Employment Law Cases
TUPE: transfer of share incentive plan
The right to participate in a share incentive plan transferred to a new employer under TUPE, even though the employee’s entitlement to participate in the plan arose under an agreement separate from and not referred to in his contract of employment.
Employees covered by TUPE will transfer from the outgoing employer (the transferor) to the new employer (the transferee). Regulation 4(2)(a) provides that on a TUPE transfer, ‘all of the transferor’s rights, powers, duties and liabilities under or in connection with any such [employment] contract shall be transferred by virtue of this regulation to the transferee’ (emphasis added).

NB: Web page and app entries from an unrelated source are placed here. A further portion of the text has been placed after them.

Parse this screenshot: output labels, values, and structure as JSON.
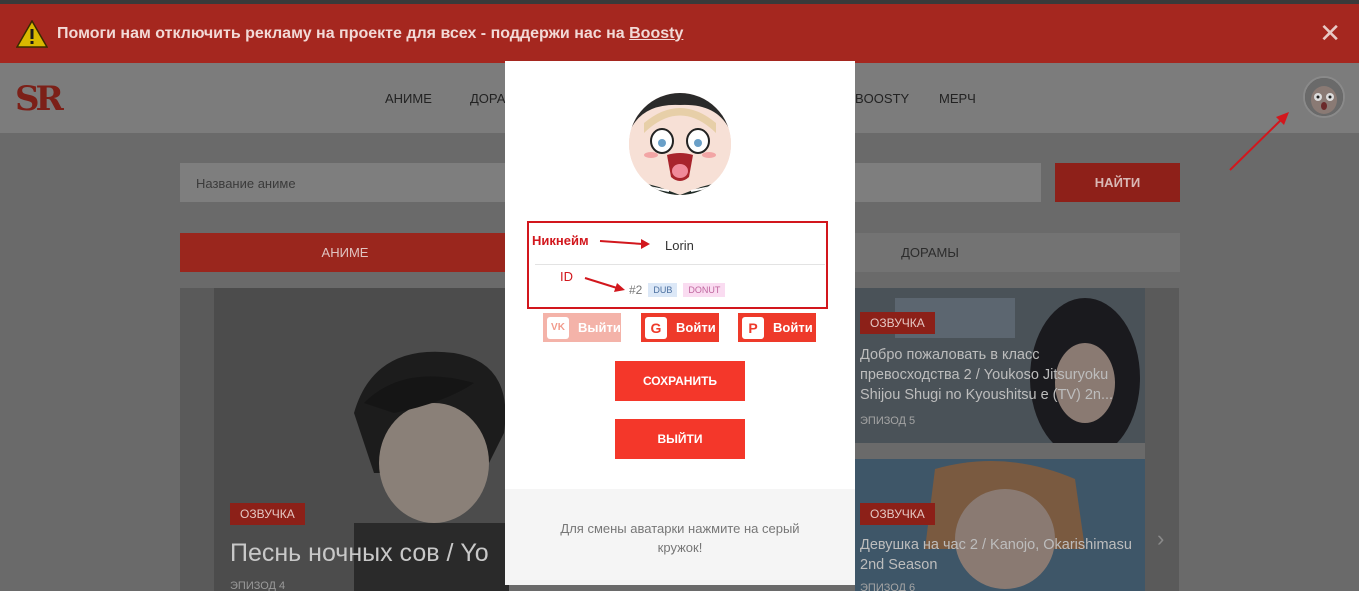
{
  "banner": {
    "text": "Помоги нам отключить рекламу на проекте для всех - поддержи нас на ",
    "link": "Boosty",
    "close": "✕"
  },
  "header": {
    "logo": "SR",
    "nav": [
      "АНИМЕ",
      "ДОРА",
      "BOOSTY",
      "МЕРЧ"
    ]
  },
  "search": {
    "placeholder": "Название аниме",
    "button": "НАЙТИ"
  },
  "tabs": {
    "anime": "АНИМЕ",
    "dorama": "ДОРАМЫ"
  },
  "featured": {
    "badge": "ОЗВУЧКА",
    "title": "Песнь ночных сов / Yo",
    "episode": "ЭПИЗОД 4"
  },
  "cards": [
    {
      "badge": "ОЗВУЧКА",
      "title": "Добро пожаловать в класс превосходства 2 / Youkoso Jitsuryoku Shijou Shugi no Kyoushitsu e (TV) 2n...",
      "episode": "ЭПИЗОД 5"
    },
    {
      "badge": "ОЗВУЧКА",
      "title": "Девушка на час 2 / Kanojo, Okarishimasu 2nd Season",
      "episode": "ЭПИЗОД 6"
    }
  ],
  "modal": {
    "nickname_label": "Никнейм",
    "nickname": "Lorin",
    "id_label": "ID",
    "id": "#2",
    "tags": [
      "DUB",
      "DONUT"
    ],
    "social": [
      {
        "name": "vk",
        "icon": "VK",
        "label": "Выйти"
      },
      {
        "name": "google",
        "icon": "G",
        "label": "Войти"
      },
      {
        "name": "patreon",
        "icon": "P",
        "label": "Войти"
      }
    ],
    "save": "СОХРАНИТЬ",
    "logout": "ВЫЙТИ",
    "hint": "Для смены аватарки нажмите на серый кружок!"
  },
  "colors": {
    "accent": "#f4372a",
    "annotation": "#d2171d",
    "banner": "#a5271f"
  }
}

Mr Gallagher’s employment transferred to Ponticelli under a TUPE transfer in May 2020. In his previous employment, Mr Gallagher had been a member of a share incentive plan (SIP). Ponticelli refused to provide an equivalent scheme when Mr Gallagher’s employment transferred. He brought a tribunal claim, asserting he was entitled to be a member of a SIP equivalent of his former employer’s plan. He argued that his right to participate in an equivalent SIP had transferred to Ponticelli as part of the TUPE transfer. The tribunal upheld Mr Gallagher’s claims. He was only able to participate in the SIP because he was an employee of the company. It was a benefit for employees such as Mr Gallagher and was part of his overall financial ‘package’. Therefore it was ‘caught’ by the wording of reg. 4(2)(a). Ponticelli appealed to the EAT who dismissed the appeal. Whilst his membership of the SIP did not arise ‘under’ the contract of employment, it plainly arose ‘in connection with’ his employment contract. He could only join the SIP because he was an employee, his subscriptions were deducted from his salary and the SIP formed part of his overall package of financial benefits associated with his employment. Therefore, the automatic transfer principle was engaged. Mr Gallagher was entitled to participate in a SIP of substantial equivalence. Ponticelli appealed (to the Scottish equivalent of the Court of Appeal).
Court of Session decision
The appeal was dismissed.
Ponticelli’s main argument was that the tribunal should have followed a 1987 case (Chapman v CPS Computer Group) where the Court of Appeal found that for the purposes of a share option plan, employees who had been TUPE-transferred out of the company had been made redundant. Under the terms of the plan this allowed them to exercise their options. This was authority, argued Ponticelli, for the proposition that where a share option scheme is separate from the contract of employment, the rights under the scheme do not transfer under TUPE.
Not so said the Court of Session. The Chapman case only interpreted a specific rule in the share option scheme. It had not considered the position under TUPE and didn't address whether rights under that contract were ‘connected with’ the contract of employment and as such capable of transferring. As such, the decision was clearly distinguishable from Mr Gallagher’s. Moreover, previous cases have interpreted the phrase ‘in connection with the contract’ widely, to include liability for personal injury for example. Rights and liabilities do not have to be contractual to transfer.
The tribunal and EAT had been correct to find that the rights and obligations under the SIP transferred. Although Ponticelli could not provide the specific scheme offered by the transferor, it had to provide a substantially equivalent alternative.
Although the decision was reached by the Court of Session in Scotland, the relevant provisions in TUPE apply across Great Britain. Faced with the same issue, the EAT in England and Wales would almost certainly follow the Court of Session decision.
This decision confirms that TUPE can cover share scheme benefits even where the contractual documentation containing the right to participate is separate from the contract of employment. In practical terms, employers should ensure that prior to a TUPE transfer they establish whether a SIP plan is in place and explore the details of this during the due diligence process. They will then be able to determine the extent of their post-transfer obligations, addressing any issues before the transfer takes place.
As well as presenting the transferee with a significant cost burden, the obligation to provide a share scheme of substantial equivalence may cause practical difficulties, particularly if the transferee is not a listed company, cannot offer shares or does not operate a share scheme for existing employees.